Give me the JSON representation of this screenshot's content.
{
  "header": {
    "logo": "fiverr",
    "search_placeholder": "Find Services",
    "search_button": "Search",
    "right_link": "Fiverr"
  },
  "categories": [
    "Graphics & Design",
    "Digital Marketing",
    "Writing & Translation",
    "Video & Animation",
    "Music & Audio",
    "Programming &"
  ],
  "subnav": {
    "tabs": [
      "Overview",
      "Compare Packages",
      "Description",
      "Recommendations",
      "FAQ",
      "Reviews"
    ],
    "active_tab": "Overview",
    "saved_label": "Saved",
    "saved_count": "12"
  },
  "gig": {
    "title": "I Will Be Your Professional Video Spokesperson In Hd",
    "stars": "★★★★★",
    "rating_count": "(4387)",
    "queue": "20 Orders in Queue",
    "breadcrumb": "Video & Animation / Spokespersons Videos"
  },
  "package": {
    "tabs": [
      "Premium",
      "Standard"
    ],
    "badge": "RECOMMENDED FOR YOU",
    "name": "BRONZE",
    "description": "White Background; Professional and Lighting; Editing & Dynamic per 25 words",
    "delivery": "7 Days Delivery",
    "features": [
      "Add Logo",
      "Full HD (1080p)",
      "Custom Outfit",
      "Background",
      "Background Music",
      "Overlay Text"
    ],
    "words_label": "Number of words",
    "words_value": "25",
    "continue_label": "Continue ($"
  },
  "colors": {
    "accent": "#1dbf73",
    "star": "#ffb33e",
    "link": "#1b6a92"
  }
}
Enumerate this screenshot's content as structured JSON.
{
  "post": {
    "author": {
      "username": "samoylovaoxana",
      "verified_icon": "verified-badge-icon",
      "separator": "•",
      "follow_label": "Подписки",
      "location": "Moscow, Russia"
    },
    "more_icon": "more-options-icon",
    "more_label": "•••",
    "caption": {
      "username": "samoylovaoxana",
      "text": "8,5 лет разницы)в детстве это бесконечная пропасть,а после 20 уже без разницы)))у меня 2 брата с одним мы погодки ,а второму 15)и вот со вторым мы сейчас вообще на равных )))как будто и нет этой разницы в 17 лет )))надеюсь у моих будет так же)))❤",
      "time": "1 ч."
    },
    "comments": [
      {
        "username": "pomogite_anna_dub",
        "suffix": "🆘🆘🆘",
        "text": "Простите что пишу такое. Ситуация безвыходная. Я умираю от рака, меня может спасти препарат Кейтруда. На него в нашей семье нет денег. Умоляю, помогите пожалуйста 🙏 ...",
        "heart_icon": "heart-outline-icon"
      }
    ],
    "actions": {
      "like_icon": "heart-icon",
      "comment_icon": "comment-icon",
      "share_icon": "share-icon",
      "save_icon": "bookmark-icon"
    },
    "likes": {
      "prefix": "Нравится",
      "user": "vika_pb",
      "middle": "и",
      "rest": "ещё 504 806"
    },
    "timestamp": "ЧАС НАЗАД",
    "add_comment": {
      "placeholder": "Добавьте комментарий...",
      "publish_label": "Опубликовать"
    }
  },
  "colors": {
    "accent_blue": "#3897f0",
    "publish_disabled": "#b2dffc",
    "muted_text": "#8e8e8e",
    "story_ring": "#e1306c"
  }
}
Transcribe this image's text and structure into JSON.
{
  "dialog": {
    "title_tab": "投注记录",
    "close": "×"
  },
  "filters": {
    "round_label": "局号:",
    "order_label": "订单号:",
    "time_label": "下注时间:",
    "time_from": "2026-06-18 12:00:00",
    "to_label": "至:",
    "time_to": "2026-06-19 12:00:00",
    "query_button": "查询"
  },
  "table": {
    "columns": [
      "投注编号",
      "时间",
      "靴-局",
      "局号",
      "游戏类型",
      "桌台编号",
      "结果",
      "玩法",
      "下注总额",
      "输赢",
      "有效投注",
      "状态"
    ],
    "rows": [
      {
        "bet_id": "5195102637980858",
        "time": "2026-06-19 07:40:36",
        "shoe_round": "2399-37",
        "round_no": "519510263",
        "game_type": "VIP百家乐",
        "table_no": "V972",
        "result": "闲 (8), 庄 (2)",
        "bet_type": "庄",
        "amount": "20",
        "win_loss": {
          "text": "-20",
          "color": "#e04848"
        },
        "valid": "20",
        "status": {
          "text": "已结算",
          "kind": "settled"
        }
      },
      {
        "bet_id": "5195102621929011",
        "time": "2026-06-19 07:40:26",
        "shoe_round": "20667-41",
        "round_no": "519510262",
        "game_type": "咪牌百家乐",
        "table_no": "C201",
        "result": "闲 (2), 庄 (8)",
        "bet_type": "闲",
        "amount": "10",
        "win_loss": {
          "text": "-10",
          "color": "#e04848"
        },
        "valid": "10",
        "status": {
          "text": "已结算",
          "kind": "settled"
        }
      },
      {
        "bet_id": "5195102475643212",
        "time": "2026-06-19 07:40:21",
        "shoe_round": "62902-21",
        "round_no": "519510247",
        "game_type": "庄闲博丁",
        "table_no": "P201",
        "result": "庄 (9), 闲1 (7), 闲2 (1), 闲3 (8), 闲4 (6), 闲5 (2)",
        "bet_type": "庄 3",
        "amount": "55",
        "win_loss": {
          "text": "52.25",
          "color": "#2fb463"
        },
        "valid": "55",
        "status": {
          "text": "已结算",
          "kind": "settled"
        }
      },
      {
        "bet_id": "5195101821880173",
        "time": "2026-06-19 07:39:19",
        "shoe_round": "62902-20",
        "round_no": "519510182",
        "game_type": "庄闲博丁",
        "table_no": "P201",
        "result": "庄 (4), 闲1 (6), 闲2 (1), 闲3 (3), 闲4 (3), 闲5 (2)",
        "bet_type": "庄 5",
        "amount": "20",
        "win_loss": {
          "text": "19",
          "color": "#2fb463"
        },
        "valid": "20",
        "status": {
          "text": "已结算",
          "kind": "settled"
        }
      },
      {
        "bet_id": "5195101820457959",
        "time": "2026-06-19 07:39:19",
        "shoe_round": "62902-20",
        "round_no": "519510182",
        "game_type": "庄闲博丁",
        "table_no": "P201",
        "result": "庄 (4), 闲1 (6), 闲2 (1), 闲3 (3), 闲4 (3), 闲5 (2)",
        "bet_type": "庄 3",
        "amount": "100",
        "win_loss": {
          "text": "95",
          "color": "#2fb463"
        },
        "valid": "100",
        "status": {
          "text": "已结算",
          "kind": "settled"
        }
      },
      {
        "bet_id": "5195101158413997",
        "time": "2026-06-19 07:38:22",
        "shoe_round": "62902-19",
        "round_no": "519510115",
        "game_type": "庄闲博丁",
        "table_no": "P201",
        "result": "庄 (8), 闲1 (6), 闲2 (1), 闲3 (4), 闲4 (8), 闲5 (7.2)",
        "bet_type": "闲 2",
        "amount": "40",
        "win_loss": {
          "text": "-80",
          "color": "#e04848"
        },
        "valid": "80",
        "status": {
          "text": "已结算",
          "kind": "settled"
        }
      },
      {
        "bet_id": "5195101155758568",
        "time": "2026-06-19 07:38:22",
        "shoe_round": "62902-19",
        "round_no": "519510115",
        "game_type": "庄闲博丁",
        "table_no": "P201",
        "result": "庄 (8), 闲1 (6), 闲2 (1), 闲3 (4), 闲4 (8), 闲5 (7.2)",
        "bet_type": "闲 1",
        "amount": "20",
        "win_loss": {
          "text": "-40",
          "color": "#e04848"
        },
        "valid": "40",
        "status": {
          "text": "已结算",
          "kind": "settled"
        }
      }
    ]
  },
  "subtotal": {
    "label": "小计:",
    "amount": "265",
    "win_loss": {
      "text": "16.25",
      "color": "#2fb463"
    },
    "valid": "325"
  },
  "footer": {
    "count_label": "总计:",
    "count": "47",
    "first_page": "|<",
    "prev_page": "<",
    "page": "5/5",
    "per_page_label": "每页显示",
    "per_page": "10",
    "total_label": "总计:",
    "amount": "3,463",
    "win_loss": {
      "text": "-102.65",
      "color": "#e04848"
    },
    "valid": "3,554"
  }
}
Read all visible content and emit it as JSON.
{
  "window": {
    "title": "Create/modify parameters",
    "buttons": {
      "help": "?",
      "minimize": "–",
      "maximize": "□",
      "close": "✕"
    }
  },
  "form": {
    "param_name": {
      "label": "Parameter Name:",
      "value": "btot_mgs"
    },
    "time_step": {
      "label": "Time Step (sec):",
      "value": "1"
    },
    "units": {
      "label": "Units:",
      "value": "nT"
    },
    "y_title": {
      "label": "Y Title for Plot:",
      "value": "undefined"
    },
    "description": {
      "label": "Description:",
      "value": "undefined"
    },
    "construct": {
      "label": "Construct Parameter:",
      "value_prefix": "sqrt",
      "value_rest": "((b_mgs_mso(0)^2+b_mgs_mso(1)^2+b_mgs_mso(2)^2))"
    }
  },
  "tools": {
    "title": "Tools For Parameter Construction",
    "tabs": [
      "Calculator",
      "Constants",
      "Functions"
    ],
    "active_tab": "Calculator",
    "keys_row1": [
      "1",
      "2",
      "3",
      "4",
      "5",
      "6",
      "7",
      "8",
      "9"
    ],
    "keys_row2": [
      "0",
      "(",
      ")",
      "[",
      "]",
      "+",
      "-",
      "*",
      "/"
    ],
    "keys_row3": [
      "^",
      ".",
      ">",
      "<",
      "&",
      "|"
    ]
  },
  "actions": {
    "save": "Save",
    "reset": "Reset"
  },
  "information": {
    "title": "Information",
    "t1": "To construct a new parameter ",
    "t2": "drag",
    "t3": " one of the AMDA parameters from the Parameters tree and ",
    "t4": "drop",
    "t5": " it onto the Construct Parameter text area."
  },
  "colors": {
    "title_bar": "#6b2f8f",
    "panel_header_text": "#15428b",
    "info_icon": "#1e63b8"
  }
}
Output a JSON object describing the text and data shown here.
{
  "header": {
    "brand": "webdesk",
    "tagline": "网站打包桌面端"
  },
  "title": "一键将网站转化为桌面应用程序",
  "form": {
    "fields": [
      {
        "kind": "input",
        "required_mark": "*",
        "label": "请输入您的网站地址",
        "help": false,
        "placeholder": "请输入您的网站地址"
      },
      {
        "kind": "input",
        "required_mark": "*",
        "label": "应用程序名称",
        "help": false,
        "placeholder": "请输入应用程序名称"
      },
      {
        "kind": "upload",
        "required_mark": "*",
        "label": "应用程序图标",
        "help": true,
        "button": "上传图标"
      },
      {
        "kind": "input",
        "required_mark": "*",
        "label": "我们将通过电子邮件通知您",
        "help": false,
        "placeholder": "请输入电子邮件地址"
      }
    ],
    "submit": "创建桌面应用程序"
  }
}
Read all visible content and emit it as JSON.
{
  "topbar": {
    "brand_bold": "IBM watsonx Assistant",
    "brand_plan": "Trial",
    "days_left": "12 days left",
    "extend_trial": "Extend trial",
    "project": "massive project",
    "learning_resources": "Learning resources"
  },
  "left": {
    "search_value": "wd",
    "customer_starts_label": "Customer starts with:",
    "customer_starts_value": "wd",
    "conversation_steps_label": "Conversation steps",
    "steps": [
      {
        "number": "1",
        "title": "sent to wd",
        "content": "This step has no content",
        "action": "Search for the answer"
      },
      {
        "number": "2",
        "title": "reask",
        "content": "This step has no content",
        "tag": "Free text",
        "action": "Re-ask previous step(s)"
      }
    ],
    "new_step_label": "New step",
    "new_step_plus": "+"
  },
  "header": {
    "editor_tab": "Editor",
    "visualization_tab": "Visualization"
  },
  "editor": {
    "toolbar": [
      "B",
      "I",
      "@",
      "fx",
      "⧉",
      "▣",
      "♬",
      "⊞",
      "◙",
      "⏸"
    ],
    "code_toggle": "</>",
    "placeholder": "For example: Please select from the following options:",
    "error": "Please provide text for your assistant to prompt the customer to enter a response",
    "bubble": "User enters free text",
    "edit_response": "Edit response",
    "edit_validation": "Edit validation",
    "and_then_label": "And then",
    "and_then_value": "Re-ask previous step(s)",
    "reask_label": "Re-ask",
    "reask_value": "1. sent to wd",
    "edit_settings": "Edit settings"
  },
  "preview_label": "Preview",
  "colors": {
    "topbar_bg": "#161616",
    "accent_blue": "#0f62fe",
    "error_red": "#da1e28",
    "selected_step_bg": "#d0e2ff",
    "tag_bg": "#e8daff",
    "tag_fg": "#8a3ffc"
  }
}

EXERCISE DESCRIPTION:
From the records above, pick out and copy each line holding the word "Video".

WRITTEN ANSWER:
    "Video & Animation",
    "title": "I Will Be Your Professional Video Spokesperson In Hd",
    "breadcrumb": "Video & Animation / Spokespersons Videos"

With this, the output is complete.